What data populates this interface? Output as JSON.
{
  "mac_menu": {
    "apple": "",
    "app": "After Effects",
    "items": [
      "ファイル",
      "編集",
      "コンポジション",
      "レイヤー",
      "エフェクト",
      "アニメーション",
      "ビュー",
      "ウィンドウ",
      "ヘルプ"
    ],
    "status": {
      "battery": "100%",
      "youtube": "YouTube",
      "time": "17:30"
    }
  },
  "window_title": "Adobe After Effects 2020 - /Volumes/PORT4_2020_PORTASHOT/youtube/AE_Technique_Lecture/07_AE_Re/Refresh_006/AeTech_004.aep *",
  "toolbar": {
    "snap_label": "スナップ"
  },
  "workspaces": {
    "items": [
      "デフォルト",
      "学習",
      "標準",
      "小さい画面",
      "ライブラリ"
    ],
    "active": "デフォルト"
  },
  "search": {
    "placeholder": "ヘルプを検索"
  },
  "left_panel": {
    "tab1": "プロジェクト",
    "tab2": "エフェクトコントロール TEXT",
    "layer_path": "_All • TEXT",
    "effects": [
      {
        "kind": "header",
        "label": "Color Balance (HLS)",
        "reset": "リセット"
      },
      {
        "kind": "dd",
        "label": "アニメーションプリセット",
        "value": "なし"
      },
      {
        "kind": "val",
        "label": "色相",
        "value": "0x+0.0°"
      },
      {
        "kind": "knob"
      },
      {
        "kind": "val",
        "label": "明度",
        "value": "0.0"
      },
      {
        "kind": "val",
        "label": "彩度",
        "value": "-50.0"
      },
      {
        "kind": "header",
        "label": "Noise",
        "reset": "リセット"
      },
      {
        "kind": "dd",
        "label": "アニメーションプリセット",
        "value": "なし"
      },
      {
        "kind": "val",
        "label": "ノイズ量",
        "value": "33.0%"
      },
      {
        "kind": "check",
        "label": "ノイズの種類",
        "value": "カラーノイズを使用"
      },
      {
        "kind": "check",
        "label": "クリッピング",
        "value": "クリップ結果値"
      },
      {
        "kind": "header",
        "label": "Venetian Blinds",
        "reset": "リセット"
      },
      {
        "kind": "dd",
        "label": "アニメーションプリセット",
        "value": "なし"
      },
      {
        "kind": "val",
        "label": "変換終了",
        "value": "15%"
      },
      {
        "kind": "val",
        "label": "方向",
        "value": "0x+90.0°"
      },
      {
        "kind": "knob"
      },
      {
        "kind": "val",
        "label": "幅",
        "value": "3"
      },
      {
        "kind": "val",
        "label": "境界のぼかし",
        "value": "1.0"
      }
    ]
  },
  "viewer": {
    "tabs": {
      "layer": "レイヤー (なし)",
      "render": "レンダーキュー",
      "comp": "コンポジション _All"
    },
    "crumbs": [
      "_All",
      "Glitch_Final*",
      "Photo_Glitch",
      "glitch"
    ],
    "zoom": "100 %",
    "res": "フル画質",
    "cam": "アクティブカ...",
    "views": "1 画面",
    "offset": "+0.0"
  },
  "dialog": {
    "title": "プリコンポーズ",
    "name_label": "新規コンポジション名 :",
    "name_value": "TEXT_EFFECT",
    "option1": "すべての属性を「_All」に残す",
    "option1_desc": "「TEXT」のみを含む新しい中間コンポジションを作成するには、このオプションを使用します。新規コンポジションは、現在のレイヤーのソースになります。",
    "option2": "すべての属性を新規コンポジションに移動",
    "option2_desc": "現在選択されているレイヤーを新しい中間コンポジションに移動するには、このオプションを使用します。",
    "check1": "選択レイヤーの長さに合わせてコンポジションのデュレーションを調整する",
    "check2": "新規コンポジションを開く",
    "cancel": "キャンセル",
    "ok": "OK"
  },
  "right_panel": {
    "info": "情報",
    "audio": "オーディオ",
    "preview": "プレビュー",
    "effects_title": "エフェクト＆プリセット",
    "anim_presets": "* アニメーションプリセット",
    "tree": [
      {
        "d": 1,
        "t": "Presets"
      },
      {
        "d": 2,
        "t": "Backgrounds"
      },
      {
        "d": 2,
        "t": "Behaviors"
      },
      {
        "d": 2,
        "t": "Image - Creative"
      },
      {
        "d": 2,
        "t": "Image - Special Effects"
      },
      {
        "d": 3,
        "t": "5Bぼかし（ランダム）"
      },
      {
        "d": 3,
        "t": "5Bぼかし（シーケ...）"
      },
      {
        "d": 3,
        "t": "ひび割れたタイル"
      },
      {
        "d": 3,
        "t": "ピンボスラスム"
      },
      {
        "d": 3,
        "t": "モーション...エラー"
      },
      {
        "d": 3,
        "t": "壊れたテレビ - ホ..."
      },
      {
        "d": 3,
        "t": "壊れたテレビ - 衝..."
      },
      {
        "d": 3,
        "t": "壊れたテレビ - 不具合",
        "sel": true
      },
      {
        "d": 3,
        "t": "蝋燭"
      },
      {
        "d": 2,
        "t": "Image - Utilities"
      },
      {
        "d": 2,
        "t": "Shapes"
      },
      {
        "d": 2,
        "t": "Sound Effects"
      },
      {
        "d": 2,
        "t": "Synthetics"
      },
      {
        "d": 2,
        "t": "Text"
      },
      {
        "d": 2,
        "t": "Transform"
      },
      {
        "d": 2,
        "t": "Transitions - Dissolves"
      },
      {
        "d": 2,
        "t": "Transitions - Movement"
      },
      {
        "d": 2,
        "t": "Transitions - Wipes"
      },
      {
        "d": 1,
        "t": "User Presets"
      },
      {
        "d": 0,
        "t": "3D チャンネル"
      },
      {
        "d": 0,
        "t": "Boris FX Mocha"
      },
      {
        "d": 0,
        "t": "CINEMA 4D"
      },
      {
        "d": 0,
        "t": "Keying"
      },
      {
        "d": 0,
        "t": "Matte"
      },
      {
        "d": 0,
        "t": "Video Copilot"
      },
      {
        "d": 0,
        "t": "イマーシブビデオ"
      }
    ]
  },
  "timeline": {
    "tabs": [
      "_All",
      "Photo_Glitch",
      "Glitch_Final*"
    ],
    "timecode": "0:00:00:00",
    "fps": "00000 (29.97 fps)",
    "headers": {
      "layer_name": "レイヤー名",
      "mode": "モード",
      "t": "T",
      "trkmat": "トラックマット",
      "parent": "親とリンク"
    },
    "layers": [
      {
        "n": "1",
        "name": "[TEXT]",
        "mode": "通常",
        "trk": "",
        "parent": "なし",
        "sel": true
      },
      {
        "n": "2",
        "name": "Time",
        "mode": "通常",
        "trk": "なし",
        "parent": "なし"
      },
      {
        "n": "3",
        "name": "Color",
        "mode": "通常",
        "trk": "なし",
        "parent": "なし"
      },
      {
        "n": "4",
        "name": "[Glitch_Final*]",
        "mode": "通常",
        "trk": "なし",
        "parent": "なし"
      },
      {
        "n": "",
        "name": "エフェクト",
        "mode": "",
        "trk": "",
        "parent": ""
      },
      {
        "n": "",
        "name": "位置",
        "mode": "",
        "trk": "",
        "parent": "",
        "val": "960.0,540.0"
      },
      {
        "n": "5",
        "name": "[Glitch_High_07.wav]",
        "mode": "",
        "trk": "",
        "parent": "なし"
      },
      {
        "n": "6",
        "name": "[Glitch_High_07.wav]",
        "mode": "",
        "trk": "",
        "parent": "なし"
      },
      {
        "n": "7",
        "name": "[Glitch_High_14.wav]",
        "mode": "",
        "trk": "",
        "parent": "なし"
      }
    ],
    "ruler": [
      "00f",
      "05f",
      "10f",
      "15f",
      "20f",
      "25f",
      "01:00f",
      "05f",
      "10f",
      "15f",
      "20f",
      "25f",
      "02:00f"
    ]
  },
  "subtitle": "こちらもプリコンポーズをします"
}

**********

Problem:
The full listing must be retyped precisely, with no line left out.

Finished task:
What data populates this interface? Output as JSON.
{
  "mac_menu": {
    "apple": "",
    "app": "After Effects",
    "items": [
      "ファイル",
      "編集",
      "コンポジション",
      "レイヤー",
      "エフェクト",
      "アニメーション",
      "ビュー",
      "ウィンドウ",
      "ヘルプ"
    ],
    "status": {
      "battery": "100%",
      "youtube": "YouTube",
      "time": "17:30"
    }
  },
  "window_title": "Adobe After Effects 2020 - /Volumes/PORT4_2020_PORTASHOT/youtube/AE_Technique_Lecture/07_AE_Re/Refresh_006/AeTech_004.aep *",
  "toolbar": {
    "snap_label": "スナップ"
  },
  "workspaces": {
    "items": [
      "デフォルト",
      "学習",
      "標準",
      "小さい画面",
      "ライブラリ"
    ],
    "active": "デフォルト"
  },
  "search": {
    "placeholder": "ヘルプを検索"
  },
  "left_panel": {
    "tab1": "プロジェクト",
    "tab2": "エフェクトコントロール TEXT",
    "layer_path": "_All • TEXT",
    "effects": [
      {
        "kind": "header",
        "label": "Color Balance (HLS)",
        "reset": "リセット"
      },
      {
        "kind": "dd",
        "label": "アニメーションプリセット",
        "value": "なし"
      },
      {
        "kind": "val",
        "label": "色相",
        "value": "0x+0.0°"
      },
      {
        "kind": "knob"
      },
      {
        "kind": "val",
        "label": "明度",
        "value": "0.0"
      },
      {
        "kind": "val",
        "label": "彩度",
        "value": "-50.0"
      },
      {
        "kind": "header",
        "label": "Noise",
        "reset": "リセット"
      },
      {
        "kind": "dd",
        "label": "アニメーションプリセット",
        "value": "なし"
      },
      {
        "kind": "val",
        "label": "ノイズ量",
        "value": "33.0%"
      },
      {
        "kind": "check",
        "label": "ノイズの種類",
        "value": "カラーノイズを使用"
      },
      {
        "kind": "check",
        "label": "クリッピング",
        "value": "クリップ結果値"
      },
      {
        "kind": "header",
        "label": "Venetian Blinds",
        "reset": "リセット"
      },
      {
        "kind": "dd",
        "label": "アニメーションプリセット",
        "value": "なし"
      },
      {
        "kind": "val",
        "label": "変換終了",
        "value": "15%"
      },
      {
        "kind": "val",
        "label": "方向",
        "value": "0x+90.0°"
      },
      {
        "kind": "knob"
      },
      {
        "kind": "val",
        "label": "幅",
        "value": "3"
      },
      {
        "kind": "val",
        "label": "境界のぼかし",
        "value": "1.0"
      }
    ]
  },
  "viewer": {
    "tabs": {
      "layer": "レイヤー (なし)",
      "render": "レンダーキュー",
      "comp": "コンポジション _All"
    },
    "crumbs": [
      "_All",
      "Glitch_Final*",
      "Photo_Glitch",
      "glitch"
    ],
    "zoom": "100 %",
    "res": "フル画質",
    "cam": "アクティブカ...",
    "views": "1 画面",
    "offset": "+0.0"
  },
  "dialog": {
    "title": "プリコンポーズ",
    "name_label": "新規コンポジション名 :",
    "name_value": "TEXT_EFFECT",
    "option1": "すべての属性を「_All」に残す",
    "option1_desc": "「TEXT」のみを含む新しい中間コンポジションを作成するには、このオプションを使用します。新規コンポジションは、現在のレイヤーのソースになります。",
    "option2": "すべての属性を新規コンポジションに移動",
    "option2_desc": "現在選択されているレイヤーを新しい中間コンポジションに移動するには、このオプションを使用します。",
    "check1": "選択レイヤーの長さに合わせてコンポジションのデュレーションを調整する",
    "check2": "新規コンポジションを開く",
    "cancel": "キャンセル",
    "ok": "OK"
  },
  "right_panel": {
    "info": "情報",
    "audio": "オーディオ",
    "preview": "プレビュー",
    "effects_title": "エフェクト＆プリセット",
    "anim_presets": "* アニメーションプリセット",
    "tree": [
      {
        "d": 1,
        "t": "Presets"
      },
      {
        "d": 2,
        "t": "Backgrounds"
      },
      {
        "d": 2,
        "t": "Behaviors"
      },
      {
        "d": 2,
        "t": "Image - Creative"
      },
      {
        "d": 2,
        "t": "Image - Special Effects"
      },
      {
        "d": 3,
        "t": "5Bぼかし（ランダム）"
      },
      {
        "d": 3,
        "t": "5Bぼかし（シーケ...）"
      },
      {
        "d": 3,
        "t": "ひび割れたタイル"
      },
      {
        "d": 3,
        "t": "ピンボスラスム"
      },
      {
        "d": 3,
        "t": "モーション...エラー"
      },
      {
        "d": 3,
        "t": "壊れたテレビ - ホ..."
      },
      {
        "d": 3,
        "t": "壊れたテレビ - 衝..."
      },
      {
        "d": 3,
        "t": "壊れたテレビ - 不具合",
        "sel": true
      },
      {
        "d": 3,
        "t": "蝋燭"
      },
      {
        "d": 2,
        "t": "Image - Utilities"
      },
      {
        "d": 2,
        "t": "Shapes"
      },
      {
        "d": 2,
        "t": "Sound Effects"
      },
      {
        "d": 2,
        "t": "Synthetics"
      },
      {
        "d": 2,
        "t": "Text"
      },
      {
        "d": 2,
        "t": "Transform"
      },
      {
        "d": 2,
        "t": "Transitions - Dissolves"
      },
      {
        "d": 2,
        "t": "Transitions - Movement"
      },
      {
        "d": 2,
        "t": "Transitions - Wipes"
      },
      {
        "d": 1,
        "t": "User Presets"
      },
      {
        "d": 0,
        "t": "3D チャンネル"
      },
      {
        "d": 0,
        "t": "Boris FX Mocha"
      },
      {
        "d": 0,
        "t": "CINEMA 4D"
      },
      {
        "d": 0,
        "t": "Keying"
      },
      {
        "d": 0,
        "t": "Matte"
      },
      {
        "d": 0,
        "t": "Video Copilot"
      },
      {
        "d": 0,
        "t": "イマーシブビデオ"
      }
    ]
  },
  "timeline": {
    "tabs": [
      "_All",
      "Photo_Glitch",
      "Glitch_Final*"
    ],
    "timecode": "0:00:00:00",
    "fps": "00000 (29.97 fps)",
    "headers": {
      "layer_name": "レイヤー名",
      "mode": "モード",
      "t": "T",
      "trkmat": "トラックマット",
      "parent": "親とリンク"
    },
    "layers": [
      {
        "n": "1",
        "name": "[TEXT]",
        "mode": "通常",
        "trk": "",
        "parent": "なし",
        "sel": true
      },
      {
        "n": "2",
        "name": "Time",
        "mode": "通常",
        "trk": "なし",
        "parent": "なし"
      },
      {
        "n": "3",
        "name": "Color",
        "mode": "通常",
        "trk": "なし",
        "parent": "なし"
      },
      {
        "n": "4",
        "name": "[Glitch_Final*]",
        "mode": "通常",
        "trk": "なし",
        "parent": "なし"
      },
      {
        "n": "",
        "name": "エフェクト",
        "mode": "",
        "trk": "",
        "parent": ""
      },
      {
        "n": "",
        "name": "位置",
        "mode": "",
        "trk": "",
        "parent": "",
        "val": "960.0,540.0"
      },
      {
        "n": "5",
        "name": "[Glitch_High_07.wav]",
        "mode": "",
        "trk": "",
        "parent": "なし"
      },
      {
        "n": "6",
        "name": "[Glitch_High_07.wav]",
        "mode": "",
        "trk": "",
        "parent": "なし"
      },
      {
        "n": "7",
        "name": "[Glitch_High_14.wav]",
        "mode": "",
        "trk": "",
        "parent": "なし"
      }
    ],
    "ruler": [
      "00f",
      "05f",
      "10f",
      "15f",
      "20f",
      "25f",
      "01:00f",
      "05f",
      "10f",
      "15f",
      "20f",
      "25f",
      "02:00f"
    ]
  },
  "subtitle": "こちらもプリコンポーズをします"
}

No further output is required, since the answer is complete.